Solace came in the form of a woman. While previewing 'Golden Boy' in Hartford, Garfield met actress/interior designer Iris Whitney. A native of Pasadena, California, Whitney had been a child dancer and actress who had played small roles in several hit plays of the 1930s, including "The Petrified Forest" and "Abe Lincoln" in Illinois. She was blonde, vibrant and well built, a good time girl. "He was uncomfortable in his marriage at the time, and I introduced him to Iris Whitney", Robert Whitehead recalled, "They hit it off right away." Garfield had experienced so many casual affairs over the years that no one felt that he would fall for anyone.

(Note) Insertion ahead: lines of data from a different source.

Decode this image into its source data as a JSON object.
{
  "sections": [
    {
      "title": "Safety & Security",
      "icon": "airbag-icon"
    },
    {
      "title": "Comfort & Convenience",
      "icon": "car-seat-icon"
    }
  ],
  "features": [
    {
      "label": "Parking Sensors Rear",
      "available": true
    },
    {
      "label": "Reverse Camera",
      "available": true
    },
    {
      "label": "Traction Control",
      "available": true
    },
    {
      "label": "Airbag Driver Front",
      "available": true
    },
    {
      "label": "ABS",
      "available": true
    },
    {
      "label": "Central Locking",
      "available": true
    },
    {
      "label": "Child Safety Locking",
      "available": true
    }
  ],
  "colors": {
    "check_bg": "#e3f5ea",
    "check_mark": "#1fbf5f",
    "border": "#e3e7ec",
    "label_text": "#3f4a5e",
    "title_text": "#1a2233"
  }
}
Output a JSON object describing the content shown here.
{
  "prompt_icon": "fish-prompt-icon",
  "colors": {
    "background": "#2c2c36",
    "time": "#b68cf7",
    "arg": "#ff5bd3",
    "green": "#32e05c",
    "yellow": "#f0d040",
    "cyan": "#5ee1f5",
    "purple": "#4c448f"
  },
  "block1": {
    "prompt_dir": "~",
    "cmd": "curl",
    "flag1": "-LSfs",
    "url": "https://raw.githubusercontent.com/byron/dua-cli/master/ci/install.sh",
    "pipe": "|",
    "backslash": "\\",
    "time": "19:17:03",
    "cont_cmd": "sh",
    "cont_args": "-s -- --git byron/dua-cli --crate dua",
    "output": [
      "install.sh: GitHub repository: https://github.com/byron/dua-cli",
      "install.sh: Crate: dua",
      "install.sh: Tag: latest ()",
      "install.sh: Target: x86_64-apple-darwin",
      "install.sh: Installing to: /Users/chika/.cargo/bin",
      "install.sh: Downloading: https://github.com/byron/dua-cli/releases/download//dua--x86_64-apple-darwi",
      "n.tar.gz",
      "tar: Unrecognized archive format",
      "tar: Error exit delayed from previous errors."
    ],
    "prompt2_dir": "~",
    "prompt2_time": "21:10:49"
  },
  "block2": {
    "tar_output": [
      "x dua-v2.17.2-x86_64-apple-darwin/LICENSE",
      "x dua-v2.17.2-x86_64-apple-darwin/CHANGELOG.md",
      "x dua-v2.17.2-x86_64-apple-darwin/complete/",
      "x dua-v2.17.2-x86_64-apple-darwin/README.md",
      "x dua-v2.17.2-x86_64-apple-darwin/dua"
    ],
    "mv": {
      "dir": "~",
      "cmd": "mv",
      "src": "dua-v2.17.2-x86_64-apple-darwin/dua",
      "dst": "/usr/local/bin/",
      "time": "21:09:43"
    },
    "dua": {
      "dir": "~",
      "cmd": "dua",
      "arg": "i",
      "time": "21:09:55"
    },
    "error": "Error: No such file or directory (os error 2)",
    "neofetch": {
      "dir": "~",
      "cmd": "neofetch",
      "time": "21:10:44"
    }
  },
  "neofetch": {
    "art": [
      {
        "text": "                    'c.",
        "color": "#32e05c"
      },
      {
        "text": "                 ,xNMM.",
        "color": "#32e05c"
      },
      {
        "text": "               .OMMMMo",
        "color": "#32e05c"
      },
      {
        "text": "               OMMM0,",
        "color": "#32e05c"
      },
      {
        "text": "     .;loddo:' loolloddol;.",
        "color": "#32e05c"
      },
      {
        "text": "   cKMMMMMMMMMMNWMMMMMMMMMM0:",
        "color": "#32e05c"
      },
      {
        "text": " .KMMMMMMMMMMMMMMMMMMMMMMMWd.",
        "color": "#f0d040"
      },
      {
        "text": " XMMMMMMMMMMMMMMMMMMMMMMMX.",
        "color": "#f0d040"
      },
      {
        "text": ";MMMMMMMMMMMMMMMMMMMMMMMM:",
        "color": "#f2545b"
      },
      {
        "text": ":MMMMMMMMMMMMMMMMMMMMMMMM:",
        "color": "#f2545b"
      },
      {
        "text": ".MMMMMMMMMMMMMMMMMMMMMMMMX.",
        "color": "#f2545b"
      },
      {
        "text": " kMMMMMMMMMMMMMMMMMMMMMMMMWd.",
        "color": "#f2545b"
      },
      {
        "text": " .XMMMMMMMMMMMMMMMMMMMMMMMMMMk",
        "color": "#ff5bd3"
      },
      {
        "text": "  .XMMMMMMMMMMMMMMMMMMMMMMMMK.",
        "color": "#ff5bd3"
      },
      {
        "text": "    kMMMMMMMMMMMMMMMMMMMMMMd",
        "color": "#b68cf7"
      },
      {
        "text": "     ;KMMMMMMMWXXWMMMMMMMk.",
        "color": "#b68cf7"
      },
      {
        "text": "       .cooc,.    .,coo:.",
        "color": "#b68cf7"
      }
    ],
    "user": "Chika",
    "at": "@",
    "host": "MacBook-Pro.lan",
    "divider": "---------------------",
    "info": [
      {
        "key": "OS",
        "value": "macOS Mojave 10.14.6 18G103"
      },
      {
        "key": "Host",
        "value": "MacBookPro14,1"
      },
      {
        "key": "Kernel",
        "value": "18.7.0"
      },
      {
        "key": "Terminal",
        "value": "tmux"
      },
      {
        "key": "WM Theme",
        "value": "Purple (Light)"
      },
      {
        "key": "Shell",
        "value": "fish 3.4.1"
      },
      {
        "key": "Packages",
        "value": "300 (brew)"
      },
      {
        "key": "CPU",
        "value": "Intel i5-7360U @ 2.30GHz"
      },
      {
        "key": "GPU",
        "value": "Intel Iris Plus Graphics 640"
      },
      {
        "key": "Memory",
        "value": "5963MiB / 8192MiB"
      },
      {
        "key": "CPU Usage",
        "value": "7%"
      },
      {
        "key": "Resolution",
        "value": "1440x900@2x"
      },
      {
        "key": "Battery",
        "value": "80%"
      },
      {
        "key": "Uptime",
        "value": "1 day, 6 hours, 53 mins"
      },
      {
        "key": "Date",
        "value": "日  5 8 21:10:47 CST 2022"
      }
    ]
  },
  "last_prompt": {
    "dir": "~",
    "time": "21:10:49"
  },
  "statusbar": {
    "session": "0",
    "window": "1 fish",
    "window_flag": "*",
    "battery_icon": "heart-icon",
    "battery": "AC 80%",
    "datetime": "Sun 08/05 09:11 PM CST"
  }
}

With Whitney it may have been something else altogether. "I was surprised when he told me he was going for her," Robert Whitehead said, "He hoped to return to Broadway full time". Garfield was trying to acquire the stage rights to one of his biggest film hits, "The Postman Always Rings Twice". -"He Ran All the Way: The Life of John Garfield" by Robert Nott (2004)

A smiling John Garfield (1939)

John Garfield collapsed at Iris Whitney's Gramercy Park apartment on 21st May 1952. Miss Whitney put him to bed with a glass of orange juice on his night table. When she woke up the next morning, she found the orange juice untouched and Garfield dead.

"Double Indemnity created a tense climate dominated by a perverse eroticism where woman, to be angelic and demonic, recovers under the appearance of voluptuous ecstasy, the devastating attraction of Eros and Thanatos".—Jean Mitry, "Histoire du CinĂ©ma"

"The Postman Always Rings Twice" was first published in 1934, and feature film versions were made in wartime Italy (1942) and then twice in Hollywood (1946 and 1981). Said to be the inspiration for Camus’ existentialist classic "L’Etranger" (The Stranger), "The Postman" paved the way for James M. Cain's later successes "Double Indemnity" (published 1936, filmed 1944) and "Mildred Pierce" (1945).

Hollywood’s first version, when it materialised in 1946, was credited with “nearly destroying the dam” of censorship. Even in the 1980s, pulp fiction devotee Geoffrey O’Brien described its protagonists living “an insectlike life without memory or intellect”. Yet others elevated James M. Cain to the pantheon of great American writers like Ring Lardner, Hemingway and Erskine Caldwell; director Lewis Milestone called him “the American Dostoevsky”.

John Garfield and Lana Turner as Frank Chambers and Cora Smith in "The Postman Always Rings Twice" (1946) directed by Tay Garnett

The film’s fatalism, as the characters acknowledge their powerlessness to resist their fate, taps a dark undercurrent in 1940s America that finds parallels with the helplessness of the Depression years that spawned the book. But unlike the darkness of the 1940s film noir aesthetic, 1930s writers such as “Cain and Hammett and Horace McCoy deal in a clear unblinking light”. It is not noir’s visual darkness but its fatalism that links the 1930s and 1940s in Postman’s narrative posture.

Also common to narratives from ‘the underbelly of the American Dream’ (such as Nelson Algren, John Fante, etc) was a dread of the ‘system’, a feeling strong in both the book and film. “Aggressor but really victim”, initially it is Frank who is the most powerful… until he wins her. Then Cora ups the ante, citing quality of life as the question, and capitalism as the answer.

Dismissed by US literary critic Edmund Wilson as “the poet of tabloid murder”, Cain’s early work including Postman and Double Indemnity operated an unusual pattern of exchange with actual crime reporting. The homicidal lovers here base their first murder attempt on a newspaper story about the prevalence of ‘death in the home’, while the audacious insurance scam in 'Double Indemnity' was cited in a 1968 California case as being the basis for an actual copycat crime.

Perhaps this interactive quality could be one of the reasons why "The Postman Always Rings Twice" continues to exert a fascination, even into the new century. -Roger Westcombe (2004)